- [Aim of the task]
What lines of the data below hold "this"? Show them.
☆ ☆ ☆
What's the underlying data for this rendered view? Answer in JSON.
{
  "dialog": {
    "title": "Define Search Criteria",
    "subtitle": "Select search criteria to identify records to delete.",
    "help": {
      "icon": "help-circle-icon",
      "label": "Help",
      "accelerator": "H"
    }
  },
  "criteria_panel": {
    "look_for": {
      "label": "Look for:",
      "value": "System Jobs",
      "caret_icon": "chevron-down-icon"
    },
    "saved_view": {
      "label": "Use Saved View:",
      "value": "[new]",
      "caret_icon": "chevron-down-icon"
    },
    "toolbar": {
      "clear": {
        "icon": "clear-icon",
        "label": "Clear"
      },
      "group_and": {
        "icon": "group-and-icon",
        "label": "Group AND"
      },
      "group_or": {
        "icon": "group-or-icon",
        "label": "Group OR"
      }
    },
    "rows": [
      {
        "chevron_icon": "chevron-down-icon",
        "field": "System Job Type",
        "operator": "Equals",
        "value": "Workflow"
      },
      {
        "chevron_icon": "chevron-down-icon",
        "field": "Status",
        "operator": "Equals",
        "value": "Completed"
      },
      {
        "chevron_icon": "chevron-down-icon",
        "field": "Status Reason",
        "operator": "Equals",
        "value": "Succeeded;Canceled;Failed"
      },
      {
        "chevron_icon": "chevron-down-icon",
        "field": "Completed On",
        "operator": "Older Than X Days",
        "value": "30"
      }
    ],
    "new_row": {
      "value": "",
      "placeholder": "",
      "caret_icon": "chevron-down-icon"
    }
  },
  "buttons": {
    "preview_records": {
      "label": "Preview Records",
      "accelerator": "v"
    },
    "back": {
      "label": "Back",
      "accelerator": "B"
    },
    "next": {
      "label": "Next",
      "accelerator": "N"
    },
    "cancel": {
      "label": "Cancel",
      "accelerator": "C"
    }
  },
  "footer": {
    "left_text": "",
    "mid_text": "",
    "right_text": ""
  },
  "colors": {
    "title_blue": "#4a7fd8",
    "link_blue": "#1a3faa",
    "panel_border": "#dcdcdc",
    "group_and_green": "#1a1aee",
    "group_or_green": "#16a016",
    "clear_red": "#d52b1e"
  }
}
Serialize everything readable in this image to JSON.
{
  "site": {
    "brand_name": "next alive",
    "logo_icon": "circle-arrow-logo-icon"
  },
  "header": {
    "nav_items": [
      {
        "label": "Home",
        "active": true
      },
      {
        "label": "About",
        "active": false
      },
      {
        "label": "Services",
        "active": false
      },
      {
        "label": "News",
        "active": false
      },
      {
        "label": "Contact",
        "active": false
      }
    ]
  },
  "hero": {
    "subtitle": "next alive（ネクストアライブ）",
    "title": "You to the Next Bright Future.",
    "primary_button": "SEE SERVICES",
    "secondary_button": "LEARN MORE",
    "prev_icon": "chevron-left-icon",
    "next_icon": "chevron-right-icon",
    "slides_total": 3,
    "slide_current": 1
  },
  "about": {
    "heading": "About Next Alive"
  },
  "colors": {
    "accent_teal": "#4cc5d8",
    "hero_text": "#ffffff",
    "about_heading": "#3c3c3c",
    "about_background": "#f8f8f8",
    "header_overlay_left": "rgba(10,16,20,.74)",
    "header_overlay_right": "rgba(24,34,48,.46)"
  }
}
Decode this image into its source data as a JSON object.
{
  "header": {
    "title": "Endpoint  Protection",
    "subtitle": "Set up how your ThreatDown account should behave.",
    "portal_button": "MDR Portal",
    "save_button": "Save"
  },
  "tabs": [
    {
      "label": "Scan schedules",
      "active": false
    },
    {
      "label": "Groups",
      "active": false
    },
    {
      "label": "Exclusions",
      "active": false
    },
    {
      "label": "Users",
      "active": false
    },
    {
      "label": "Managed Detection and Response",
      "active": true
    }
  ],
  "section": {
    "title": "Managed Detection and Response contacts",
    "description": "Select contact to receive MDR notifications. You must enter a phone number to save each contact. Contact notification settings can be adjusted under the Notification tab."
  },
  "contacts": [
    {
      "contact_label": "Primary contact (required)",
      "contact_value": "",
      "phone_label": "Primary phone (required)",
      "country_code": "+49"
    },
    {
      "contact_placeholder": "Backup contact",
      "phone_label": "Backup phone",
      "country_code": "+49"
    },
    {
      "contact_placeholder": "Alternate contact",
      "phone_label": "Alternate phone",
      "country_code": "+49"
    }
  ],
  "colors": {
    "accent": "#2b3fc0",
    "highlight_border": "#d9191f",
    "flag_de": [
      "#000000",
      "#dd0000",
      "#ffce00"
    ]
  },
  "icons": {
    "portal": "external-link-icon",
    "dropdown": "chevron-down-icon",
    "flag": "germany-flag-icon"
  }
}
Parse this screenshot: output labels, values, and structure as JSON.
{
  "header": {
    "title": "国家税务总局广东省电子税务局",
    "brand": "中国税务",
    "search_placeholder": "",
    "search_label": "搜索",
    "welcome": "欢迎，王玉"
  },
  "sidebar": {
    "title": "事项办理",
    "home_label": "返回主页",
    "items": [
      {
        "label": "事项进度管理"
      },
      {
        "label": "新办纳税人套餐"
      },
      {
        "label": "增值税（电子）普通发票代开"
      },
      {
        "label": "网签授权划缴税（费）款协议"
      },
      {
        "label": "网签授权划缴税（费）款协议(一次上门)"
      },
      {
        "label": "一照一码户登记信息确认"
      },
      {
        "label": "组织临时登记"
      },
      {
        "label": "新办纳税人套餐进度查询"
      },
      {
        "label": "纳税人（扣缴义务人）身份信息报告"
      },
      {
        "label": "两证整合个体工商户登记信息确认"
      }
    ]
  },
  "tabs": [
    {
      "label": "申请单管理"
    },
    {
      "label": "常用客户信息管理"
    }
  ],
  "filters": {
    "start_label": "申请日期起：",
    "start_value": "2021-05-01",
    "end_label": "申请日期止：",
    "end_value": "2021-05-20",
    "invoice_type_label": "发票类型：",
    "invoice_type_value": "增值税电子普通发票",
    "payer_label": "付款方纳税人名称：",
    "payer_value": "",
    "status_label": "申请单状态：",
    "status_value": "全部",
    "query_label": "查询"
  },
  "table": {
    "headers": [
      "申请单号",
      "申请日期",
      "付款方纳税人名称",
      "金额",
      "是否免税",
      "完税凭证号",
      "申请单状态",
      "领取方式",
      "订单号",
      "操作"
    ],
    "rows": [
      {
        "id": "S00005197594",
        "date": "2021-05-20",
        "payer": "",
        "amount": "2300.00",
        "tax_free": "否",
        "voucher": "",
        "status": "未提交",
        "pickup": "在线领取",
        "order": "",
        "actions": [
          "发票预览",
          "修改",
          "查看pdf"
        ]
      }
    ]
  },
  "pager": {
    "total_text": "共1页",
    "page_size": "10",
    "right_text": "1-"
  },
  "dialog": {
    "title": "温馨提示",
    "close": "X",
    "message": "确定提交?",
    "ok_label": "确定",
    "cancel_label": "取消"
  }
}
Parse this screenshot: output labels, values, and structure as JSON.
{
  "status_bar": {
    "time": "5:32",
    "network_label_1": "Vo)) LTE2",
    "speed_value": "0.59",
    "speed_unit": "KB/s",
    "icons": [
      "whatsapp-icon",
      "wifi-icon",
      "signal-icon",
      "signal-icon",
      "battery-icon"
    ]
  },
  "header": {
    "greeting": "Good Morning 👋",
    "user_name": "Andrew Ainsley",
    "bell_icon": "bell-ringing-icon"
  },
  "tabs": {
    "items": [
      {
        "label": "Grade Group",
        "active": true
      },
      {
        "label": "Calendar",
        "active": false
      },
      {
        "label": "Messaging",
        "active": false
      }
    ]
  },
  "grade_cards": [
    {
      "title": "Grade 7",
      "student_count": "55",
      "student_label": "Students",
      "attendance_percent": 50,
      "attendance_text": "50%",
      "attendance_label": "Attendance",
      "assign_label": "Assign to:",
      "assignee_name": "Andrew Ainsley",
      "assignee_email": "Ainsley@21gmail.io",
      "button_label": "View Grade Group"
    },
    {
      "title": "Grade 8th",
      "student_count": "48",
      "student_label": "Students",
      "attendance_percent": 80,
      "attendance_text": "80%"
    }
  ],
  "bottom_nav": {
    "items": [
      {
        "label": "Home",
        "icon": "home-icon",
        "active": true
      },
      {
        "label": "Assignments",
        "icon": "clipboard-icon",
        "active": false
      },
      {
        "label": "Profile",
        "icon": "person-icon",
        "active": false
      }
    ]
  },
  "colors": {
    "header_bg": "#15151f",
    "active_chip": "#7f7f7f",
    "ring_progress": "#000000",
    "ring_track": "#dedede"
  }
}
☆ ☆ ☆
- [Reply]
What's the underlying data for this rendered view? Answer in JSON.
Serialize everything readable in this image to JSON.
Decode this image into its source data as a JSON object.
Parse this screenshot: output labels, values, and structure as JSON.
Parse this screenshot: output labels, values, and structure as JSON.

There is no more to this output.